The founder of a movement dedicated to Egyptian General Abdel Fattah Al-Sisi has announced his intention to file a lawsuit before the Egyptian administrative court compelling Al-Sisi to run for the country's presidency.
According to the state-run Middle East News Agency, Abdul Aziz Abdullah, who is the founder of the "Noreed" (We want) movement, said that he plans "to bring a lawsuit, based on the popular consensus, to support this vital demand, under the circumstances that Egypt is witnessing now, which no one but General Al-Sisi can handle."
Al-Sisi orchestrated a military coup against Egypt's first democratically elected President Mohammed Morsi and his government on 3 July. Since then, a growing personality cult has been developing around him. The Financial Times reported in October that the Noreed movement even claimed that it had collected four million signatures demanding for Al-Sisi to become president "without bothering with the formality of an election".
The movement's lawsuit is the second of its kind. Egypt Independent reported earlier this month that Nabil Luka Bibawy, a retired police officer, also filed a lawsuit "demanding the Supreme Council of the Armed Forces nominate Al-Sisi for the presidential elections".

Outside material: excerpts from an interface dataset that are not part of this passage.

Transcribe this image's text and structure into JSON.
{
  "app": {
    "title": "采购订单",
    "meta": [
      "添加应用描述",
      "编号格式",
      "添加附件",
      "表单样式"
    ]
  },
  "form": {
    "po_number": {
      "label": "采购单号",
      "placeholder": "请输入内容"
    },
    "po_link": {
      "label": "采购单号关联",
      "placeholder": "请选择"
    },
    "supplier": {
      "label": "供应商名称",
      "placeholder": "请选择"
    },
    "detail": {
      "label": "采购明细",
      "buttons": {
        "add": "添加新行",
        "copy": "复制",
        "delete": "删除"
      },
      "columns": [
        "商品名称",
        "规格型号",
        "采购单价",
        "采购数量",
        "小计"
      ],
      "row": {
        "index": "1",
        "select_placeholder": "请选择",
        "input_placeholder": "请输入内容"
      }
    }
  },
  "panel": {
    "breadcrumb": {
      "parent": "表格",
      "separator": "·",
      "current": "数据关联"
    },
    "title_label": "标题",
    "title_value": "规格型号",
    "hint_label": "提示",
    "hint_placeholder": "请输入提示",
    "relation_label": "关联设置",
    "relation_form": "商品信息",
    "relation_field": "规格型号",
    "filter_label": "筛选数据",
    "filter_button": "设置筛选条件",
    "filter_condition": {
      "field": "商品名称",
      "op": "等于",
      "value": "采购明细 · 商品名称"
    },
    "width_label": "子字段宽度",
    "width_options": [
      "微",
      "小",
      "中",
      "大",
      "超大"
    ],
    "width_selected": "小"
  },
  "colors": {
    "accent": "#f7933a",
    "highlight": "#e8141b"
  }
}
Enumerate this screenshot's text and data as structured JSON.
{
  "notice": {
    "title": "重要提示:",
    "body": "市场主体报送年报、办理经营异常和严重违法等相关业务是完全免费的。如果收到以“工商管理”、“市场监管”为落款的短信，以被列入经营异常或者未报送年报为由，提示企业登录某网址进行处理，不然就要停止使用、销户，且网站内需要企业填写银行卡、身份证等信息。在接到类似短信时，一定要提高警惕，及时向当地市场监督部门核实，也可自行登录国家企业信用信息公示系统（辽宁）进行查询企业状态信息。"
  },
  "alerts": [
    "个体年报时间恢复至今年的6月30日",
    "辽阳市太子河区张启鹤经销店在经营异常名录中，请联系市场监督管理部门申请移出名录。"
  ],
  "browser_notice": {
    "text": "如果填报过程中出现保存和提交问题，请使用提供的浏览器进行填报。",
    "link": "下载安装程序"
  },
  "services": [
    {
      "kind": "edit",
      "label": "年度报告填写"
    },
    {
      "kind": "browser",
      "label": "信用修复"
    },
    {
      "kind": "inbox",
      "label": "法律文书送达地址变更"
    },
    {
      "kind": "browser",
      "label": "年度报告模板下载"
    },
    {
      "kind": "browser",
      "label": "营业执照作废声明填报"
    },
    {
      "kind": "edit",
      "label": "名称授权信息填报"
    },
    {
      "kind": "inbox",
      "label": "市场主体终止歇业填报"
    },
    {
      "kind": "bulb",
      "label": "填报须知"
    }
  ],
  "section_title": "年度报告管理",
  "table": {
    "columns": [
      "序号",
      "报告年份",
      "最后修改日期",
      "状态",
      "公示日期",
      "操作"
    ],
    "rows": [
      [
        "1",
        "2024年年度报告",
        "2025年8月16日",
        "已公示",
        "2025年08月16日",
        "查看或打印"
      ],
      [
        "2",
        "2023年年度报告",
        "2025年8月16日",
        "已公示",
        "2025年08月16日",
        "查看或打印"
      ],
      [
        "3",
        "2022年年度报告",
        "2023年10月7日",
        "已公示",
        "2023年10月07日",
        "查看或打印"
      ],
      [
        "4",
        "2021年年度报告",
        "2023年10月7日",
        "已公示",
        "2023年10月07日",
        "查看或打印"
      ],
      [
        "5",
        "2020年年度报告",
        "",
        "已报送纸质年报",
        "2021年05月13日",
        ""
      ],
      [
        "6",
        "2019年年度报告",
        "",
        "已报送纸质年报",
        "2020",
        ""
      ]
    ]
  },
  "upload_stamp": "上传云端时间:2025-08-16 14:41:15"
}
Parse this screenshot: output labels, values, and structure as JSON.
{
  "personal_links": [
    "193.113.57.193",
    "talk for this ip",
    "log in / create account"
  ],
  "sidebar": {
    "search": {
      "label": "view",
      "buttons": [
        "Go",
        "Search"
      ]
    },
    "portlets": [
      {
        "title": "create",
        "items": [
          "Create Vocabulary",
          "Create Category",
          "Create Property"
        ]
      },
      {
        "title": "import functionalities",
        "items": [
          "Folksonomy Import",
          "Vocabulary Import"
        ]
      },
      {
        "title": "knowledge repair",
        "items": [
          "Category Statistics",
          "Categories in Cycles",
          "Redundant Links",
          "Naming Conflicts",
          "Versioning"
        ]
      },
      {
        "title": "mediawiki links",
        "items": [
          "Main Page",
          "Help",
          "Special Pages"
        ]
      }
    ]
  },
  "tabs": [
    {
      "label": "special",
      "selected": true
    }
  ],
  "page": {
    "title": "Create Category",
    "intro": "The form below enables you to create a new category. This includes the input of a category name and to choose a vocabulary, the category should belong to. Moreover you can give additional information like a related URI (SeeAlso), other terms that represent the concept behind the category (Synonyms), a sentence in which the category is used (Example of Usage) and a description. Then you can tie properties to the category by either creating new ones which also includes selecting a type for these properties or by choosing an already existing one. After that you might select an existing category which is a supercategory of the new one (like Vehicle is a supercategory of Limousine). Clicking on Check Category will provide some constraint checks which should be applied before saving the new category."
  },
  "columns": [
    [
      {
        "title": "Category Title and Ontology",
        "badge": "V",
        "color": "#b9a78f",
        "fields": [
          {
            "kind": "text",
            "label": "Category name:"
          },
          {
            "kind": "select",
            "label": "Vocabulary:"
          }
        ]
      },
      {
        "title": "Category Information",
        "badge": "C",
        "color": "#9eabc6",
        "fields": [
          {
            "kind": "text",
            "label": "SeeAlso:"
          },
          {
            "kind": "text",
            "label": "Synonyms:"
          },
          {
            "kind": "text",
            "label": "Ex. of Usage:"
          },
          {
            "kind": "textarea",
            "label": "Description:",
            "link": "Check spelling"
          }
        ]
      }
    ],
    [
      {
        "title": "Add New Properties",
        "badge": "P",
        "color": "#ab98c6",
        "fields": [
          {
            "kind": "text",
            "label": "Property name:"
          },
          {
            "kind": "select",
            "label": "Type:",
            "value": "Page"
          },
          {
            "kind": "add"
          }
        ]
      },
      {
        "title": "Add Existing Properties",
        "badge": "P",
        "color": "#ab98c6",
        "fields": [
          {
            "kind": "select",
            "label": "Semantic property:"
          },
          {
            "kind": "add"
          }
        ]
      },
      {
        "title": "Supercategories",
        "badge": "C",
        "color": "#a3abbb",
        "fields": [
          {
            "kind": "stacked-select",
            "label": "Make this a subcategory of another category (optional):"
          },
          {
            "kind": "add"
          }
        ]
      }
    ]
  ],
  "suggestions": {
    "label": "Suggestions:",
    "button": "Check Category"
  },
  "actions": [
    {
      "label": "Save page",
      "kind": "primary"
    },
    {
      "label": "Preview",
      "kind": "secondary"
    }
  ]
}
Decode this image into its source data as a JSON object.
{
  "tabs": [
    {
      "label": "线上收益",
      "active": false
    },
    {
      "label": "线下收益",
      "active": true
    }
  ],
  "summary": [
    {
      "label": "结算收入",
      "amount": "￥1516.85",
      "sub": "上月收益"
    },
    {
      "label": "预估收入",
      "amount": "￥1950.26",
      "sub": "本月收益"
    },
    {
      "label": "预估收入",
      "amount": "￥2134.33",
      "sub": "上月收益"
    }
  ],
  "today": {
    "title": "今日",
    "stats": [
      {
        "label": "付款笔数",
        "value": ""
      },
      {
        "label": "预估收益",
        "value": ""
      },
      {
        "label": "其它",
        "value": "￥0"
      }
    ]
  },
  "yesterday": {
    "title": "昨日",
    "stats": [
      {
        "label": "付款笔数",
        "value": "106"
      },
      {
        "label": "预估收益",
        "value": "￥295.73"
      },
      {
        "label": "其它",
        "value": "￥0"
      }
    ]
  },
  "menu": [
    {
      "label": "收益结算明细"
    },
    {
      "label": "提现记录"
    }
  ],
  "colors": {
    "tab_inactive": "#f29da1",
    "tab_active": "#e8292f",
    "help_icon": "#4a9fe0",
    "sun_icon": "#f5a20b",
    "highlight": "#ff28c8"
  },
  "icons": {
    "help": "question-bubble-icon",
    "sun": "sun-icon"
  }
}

Prior to that, Amr Moussa, who himself unsuccessfully ran for president in 2012 and is now the head of the Committee of Fifty appointed by the interim government to amend Egypt's constitution, admitted that he sees no alternative to Al-Sisi for president, and that people would push him to run for president even if he insisted on rejecting it.